Source records
• • •
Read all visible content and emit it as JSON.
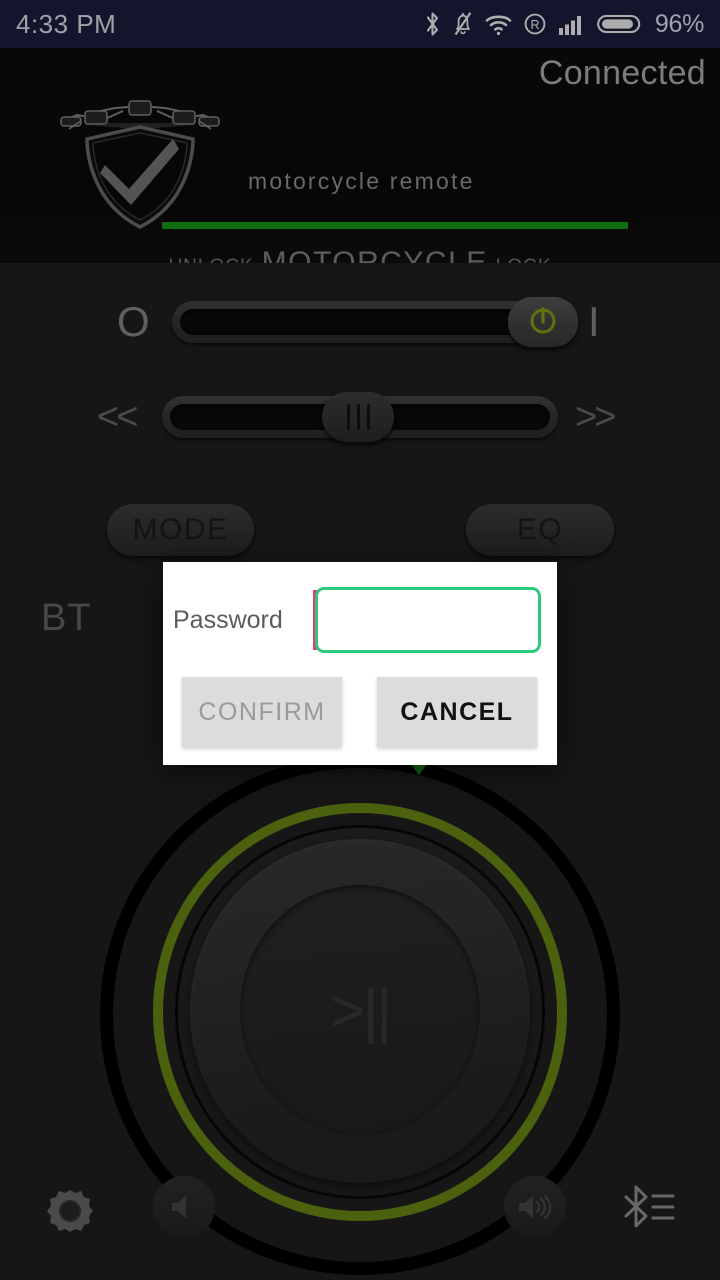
{
  "statusbar": {
    "time": "4:33 PM",
    "battery_percent": "96%",
    "icons": [
      "bluetooth-icon",
      "bell-muted-icon",
      "wifi-icon",
      "roaming-r-icon",
      "signal-bars-icon",
      "battery-icon"
    ]
  },
  "header": {
    "connection_status": "Connected",
    "device_name": "motorcycle  remote",
    "logo_icon": "motorcycle-shield-check-logo",
    "progress_color": "#18a21a",
    "unlock_label": "UNLOCK",
    "title_label": "MOTORCYCLE",
    "lock_label": "LOCK"
  },
  "controls": {
    "power_slider": {
      "left_label": "O",
      "right_label": "I",
      "knob_icon": "power-icon",
      "knob_color": "#94a614",
      "position_percent": 89
    },
    "track_slider": {
      "left_label": "<<",
      "right_label": ">>",
      "knob_icon": "grip-handle-icon",
      "position_percent": 50
    },
    "mode_button": "MODE",
    "eq_button": "EQ",
    "bt_label": "BT"
  },
  "dial": {
    "play_pause_glyph": ">||",
    "ring_color": "#6f8f14",
    "marker_color": "#1f9d1f"
  },
  "bottom_bar": {
    "settings_icon": "gear-icon",
    "volume_down_icon": "volume-low-icon",
    "volume_up_icon": "volume-high-icon",
    "bluetooth_list_icon": "bluetooth-list-icon"
  },
  "dialog": {
    "password_label": "Password",
    "password_value": "",
    "password_placeholder": "",
    "confirm_label": "CONFIRM",
    "cancel_label": "CANCEL",
    "input_border_color": "#2ec97a",
    "cursor_color": "#ea3a72"
  }
}
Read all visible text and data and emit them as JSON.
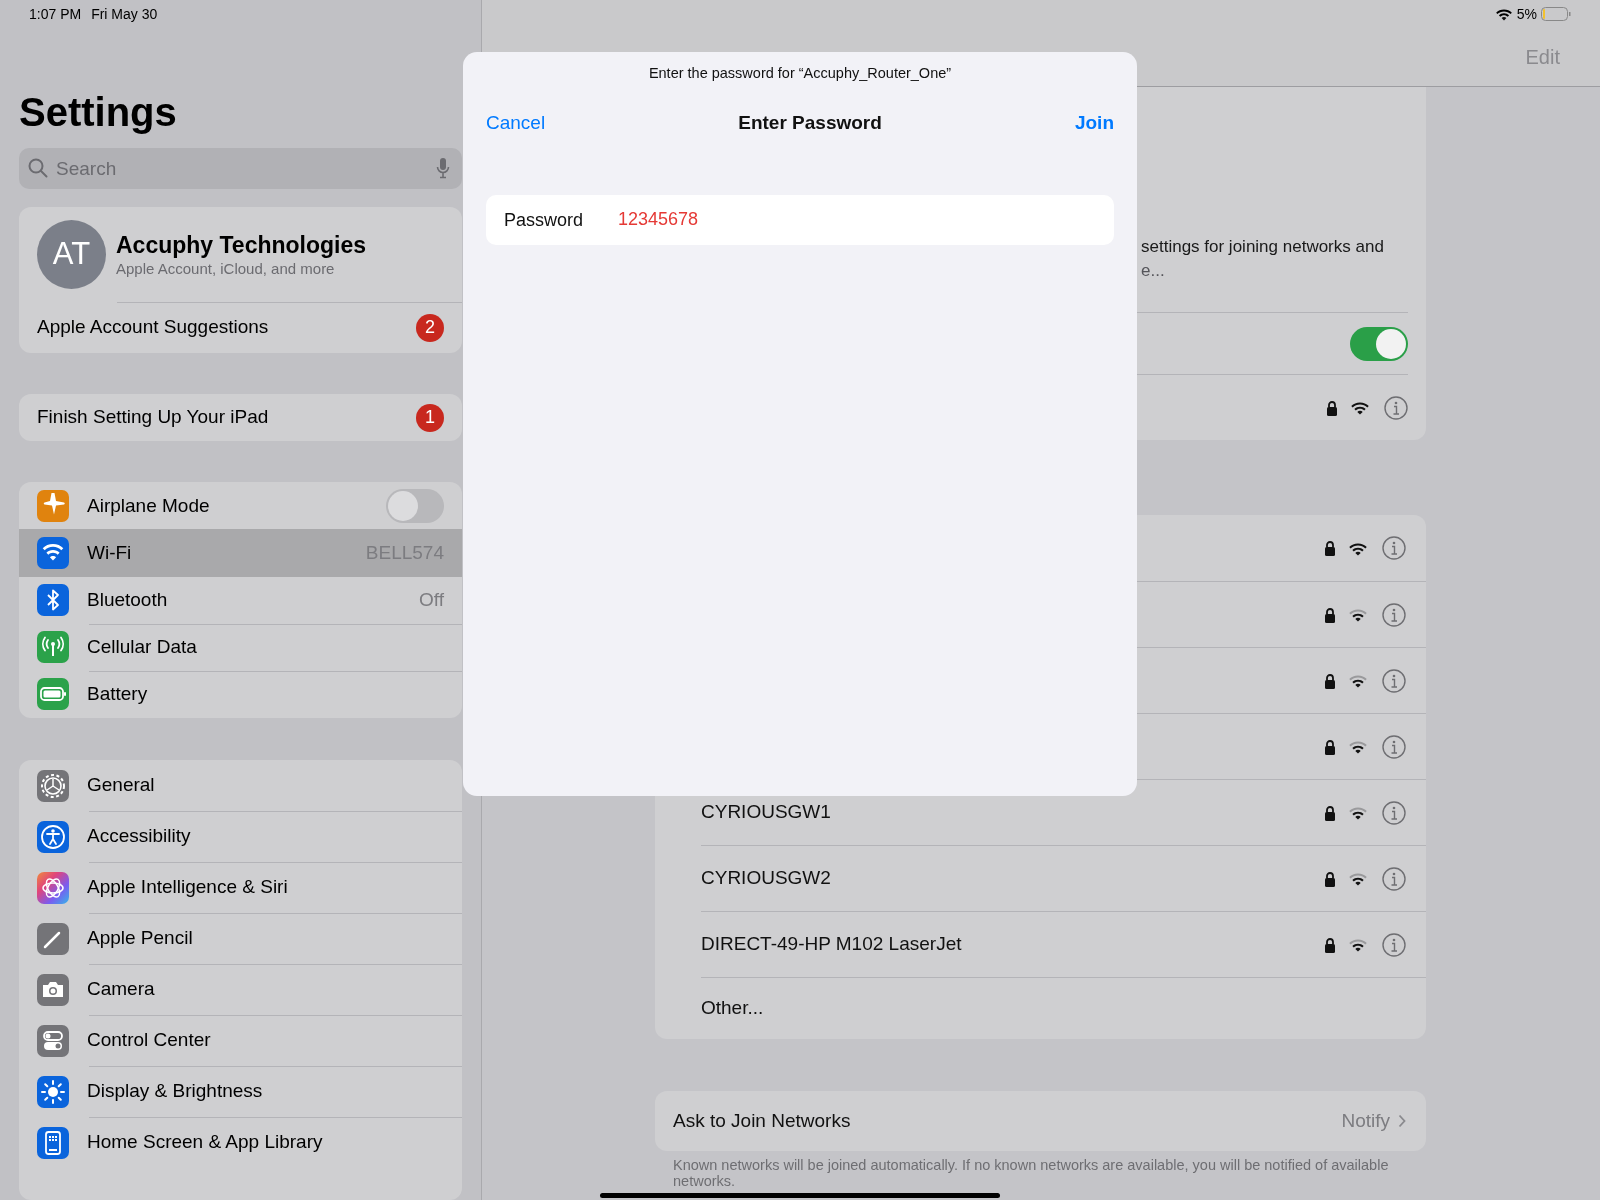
{
  "status_bar": {
    "time": "1:07 PM",
    "date": "Fri May 30",
    "battery": "5%"
  },
  "sidebar": {
    "title": "Settings",
    "search": {
      "placeholder": "Search"
    },
    "account": {
      "initials": "AT",
      "name": "Accuphy Technologies",
      "subtitle": "Apple Account, iCloud, and more",
      "suggestions": {
        "label": "Apple Account Suggestions",
        "badge": "2"
      }
    },
    "finish_setup": {
      "label": "Finish Setting Up Your iPad",
      "badge": "1"
    },
    "groups": [
      {
        "items": [
          {
            "label": "Airplane Mode",
            "kind": "toggle",
            "on": false,
            "selected": false
          },
          {
            "label": "Wi-Fi",
            "kind": "value",
            "value": "BELL574",
            "selected": true
          },
          {
            "label": "Bluetooth",
            "kind": "value",
            "value": "Off",
            "selected": false
          },
          {
            "label": "Cellular Data",
            "kind": "plain",
            "selected": false
          },
          {
            "label": "Battery",
            "kind": "plain",
            "selected": false
          }
        ]
      },
      {
        "items": [
          {
            "label": "General",
            "kind": "plain",
            "selected": false
          },
          {
            "label": "Accessibility",
            "kind": "plain",
            "selected": false
          },
          {
            "label": "Apple Intelligence & Siri",
            "kind": "plain",
            "selected": false
          },
          {
            "label": "Apple Pencil",
            "kind": "plain",
            "selected": false
          },
          {
            "label": "Camera",
            "kind": "plain",
            "selected": false
          },
          {
            "label": "Control Center",
            "kind": "plain",
            "selected": false
          },
          {
            "label": "Display & Brightness",
            "kind": "plain",
            "selected": false
          },
          {
            "label": "Home Screen & App Library",
            "kind": "plain",
            "selected": false
          }
        ]
      }
    ]
  },
  "detail": {
    "edit": "Edit",
    "intro_lines": [
      "settings for joining networks and",
      "e..."
    ],
    "wifi_toggle": {
      "on": true
    },
    "connected": {
      "kind": "strong"
    },
    "networks": [
      {
        "kind": "strong"
      },
      {
        "kind": "medium"
      },
      {
        "kind": "medium"
      },
      {
        "kind": "medium"
      },
      {
        "name": "CYRIOUSGW1",
        "kind": "medium"
      },
      {
        "name": "CYRIOUSGW2",
        "kind": "medium"
      },
      {
        "name": "DIRECT-49-HP M102 LaserJet",
        "kind": "medium"
      }
    ],
    "other": "Other...",
    "ask_to_join": {
      "label": "Ask to Join Networks",
      "value": "Notify"
    },
    "footnote": "Known networks will be joined automatically. If no known networks are available, you will be notified of available networks."
  },
  "dialog": {
    "prompt": "Enter the password for “Accuphy_Router_One”",
    "cancel": "Cancel",
    "title": "Enter Password",
    "join": "Join",
    "field": {
      "label": "Password",
      "value": "12345678"
    }
  }
}
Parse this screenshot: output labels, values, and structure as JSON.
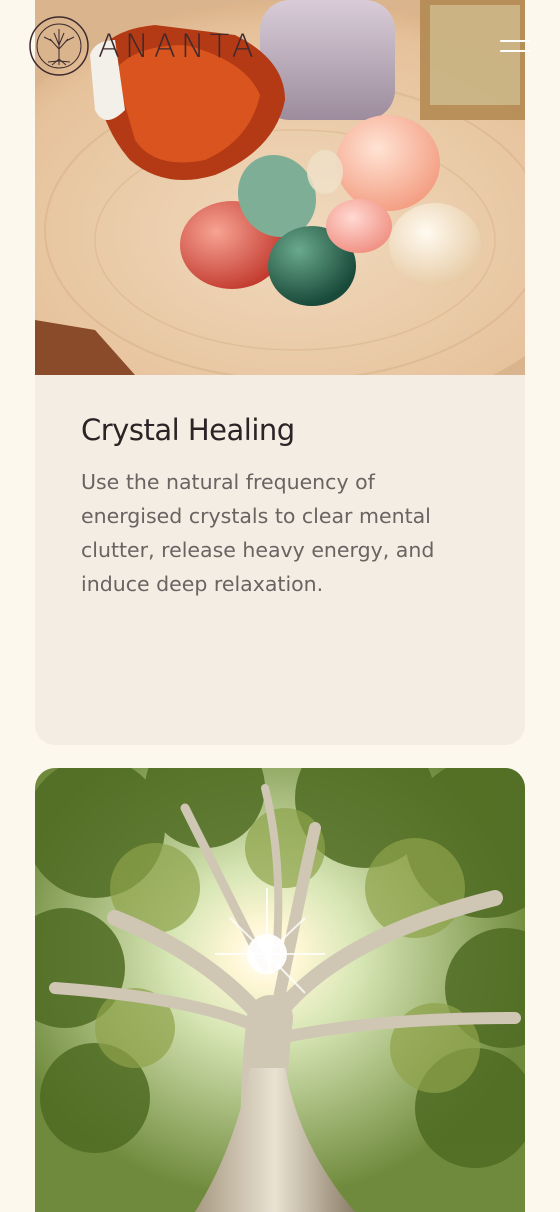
{
  "header": {
    "brand_name": "ANANTA",
    "logo_icon": "tree-of-life-icon",
    "menu_icon": "hamburger-menu-icon"
  },
  "cards": [
    {
      "image_icon": "crystals-photo",
      "title": "Crystal Healing",
      "description": "Use the natural frequency of energised crystals to clear mental clutter, release heavy energy, and induce deep relaxation."
    },
    {
      "image_icon": "sunlit-tree-photo"
    }
  ],
  "colors": {
    "page_background": "#fcf8ee",
    "card_background": "#f3ede3",
    "title": "#2b2426",
    "body_text": "#6b6262",
    "brand": "#3d2a2e"
  }
}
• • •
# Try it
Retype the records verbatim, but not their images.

# Response box
Read all visible content and emit it as JSON.
{
  "statusbar": {
    "time": "4:33 PM",
    "battery_percent": "96%",
    "icons": [
      "bluetooth-icon",
      "bell-muted-icon",
      "wifi-icon",
      "roaming-r-icon",
      "signal-bars-icon",
      "battery-icon"
    ]
  },
  "header": {
    "connection_status": "Connected",
    "device_name": "motorcycle  remote",
    "logo_icon": "motorcycle-shield-check-logo",
    "progress_color": "#18a21a",
    "unlock_label": "UNLOCK",
    "title_label": "MOTORCYCLE",
    "lock_label": "LOCK"
  },
  "controls": {
    "power_slider": {
      "left_label": "O",
      "right_label": "I",
      "knob_icon": "power-icon",
      "knob_color": "#94a614",
      "position_percent": 89
    },
    "track_slider": {
      "left_label": "<<",
      "right_label": ">>",
      "knob_icon": "grip-handle-icon",
      "position_percent": 50
    },
    "mode_button": "MODE",
    "eq_button": "EQ",
    "bt_label": "BT"
  },
  "dial": {
    "play_pause_glyph": ">||",
    "ring_color": "#6f8f14",
    "marker_color": "#1f9d1f"
  },
  "bottom_bar": {
    "settings_icon": "gear-icon",
    "volume_down_icon": "volume-low-icon",
    "volume_up_icon": "volume-high-icon",
    "bluetooth_list_icon": "bluetooth-list-icon"
  },
  "dialog": {
    "password_label": "Password",
    "password_value": "",
    "password_placeholder": "",
    "confirm_label": "CONFIRM",
    "cancel_label": "CANCEL",
    "input_border_color": "#2ec97a",
    "cursor_color": "#ea3a72"
  }
}
Read all visible text and data and emit them as JSON.
{
  "status_bar": {
    "time": "1:07 PM",
    "date": "Fri May 30",
    "battery": "5%"
  },
  "sidebar": {
    "title": "Settings",
    "search": {
      "placeholder": "Search"
    },
    "account": {
      "initials": "AT",
      "name": "Accuphy Technologies",
      "subtitle": "Apple Account, iCloud, and more",
      "suggestions": {
        "label": "Apple Account Suggestions",
        "badge": "2"
      }
    },
    "finish_setup": {
      "label": "Finish Setting Up Your iPad",
      "badge": "1"
    },
    "groups": [
      {
        "items": [
          {
            "label": "Airplane Mode",
            "kind": "toggle",
            "on": false,
            "selected": false
          },
          {
            "label": "Wi-Fi",
            "kind": "value",
            "value": "BELL574",
            "selected": true
          },
          {
            "label": "Bluetooth",
            "kind": "value",
            "value": "Off",
            "selected": false
          },
          {
            "label": "Cellular Data",
            "kind": "plain",
            "selected": false
          },
          {
            "label": "Battery",
            "kind": "plain",
            "selected": false
          }
        ]
      },
      {
        "items": [
          {
            "label": "General",
            "kind": "plain",
            "selected": false
          },
          {
            "label": "Accessibility",
            "kind": "plain",
            "selected": false
          },
          {
            "label": "Apple Intelligence & Siri",
            "kind": "plain",
            "selected": false
          },
          {
            "label": "Apple Pencil",
            "kind": "plain",
            "selected": false
          },
          {
            "label": "Camera",
            "kind": "plain",
            "selected": false
          },
          {
            "label": "Control Center",
            "kind": "plain",
            "selected": false
          },
          {
            "label": "Display & Brightness",
            "kind": "plain",
            "selected": false
          },
          {
            "label": "Home Screen & App Library",
            "kind": "plain",
            "selected": false
          }
        ]
      }
    ]
  },
  "detail": {
    "edit": "Edit",
    "intro_lines": [
      "settings for joining networks and",
      "e..."
    ],
    "wifi_toggle": {
      "on": true
    },
    "connected": {
      "kind": "strong"
    },
    "networks": [
      {
        "kind": "strong"
      },
      {
        "kind": "medium"
      },
      {
        "kind": "medium"
      },
      {
        "kind": "medium"
      },
      {
        "name": "CYRIOUSGW1",
        "kind": "medium"
      },
      {
        "name": "CYRIOUSGW2",
        "kind": "medium"
      },
      {
        "name": "DIRECT-49-HP M102 LaserJet",
        "kind": "medium"
      }
    ],
    "other": "Other...",
    "ask_to_join": {
      "label": "Ask to Join Networks",
      "value": "Notify"
    },
    "footnote": "Known networks will be joined automatically. If no known networks are available, you will be notified of available networks."
  },
  "dialog": {
    "prompt": "Enter the password for “Accuphy_Router_One”",
    "cancel": "Cancel",
    "title": "Enter Password",
    "join": "Join",
    "field": {
      "label": "Password",
      "value": "12345678"
    }
  }
}
Parse this screenshot: output labels, values, and structure as JSON.
{
  "header": {
    "brand_name": "ANANTA",
    "logo_icon": "tree-of-life-icon",
    "menu_icon": "hamburger-menu-icon"
  },
  "cards": [
    {
      "image_icon": "crystals-photo",
      "title": "Crystal Healing",
      "description": "Use the natural frequency of energised crystals to clear mental clutter, release heavy energy, and induce deep relaxation."
    },
    {
      "image_icon": "sunlit-tree-photo"
    }
  ],
  "colors": {
    "page_background": "#fcf8ee",
    "card_background": "#f3ede3",
    "title": "#2b2426",
    "body_text": "#6b6262",
    "brand": "#3d2a2e"
  }
}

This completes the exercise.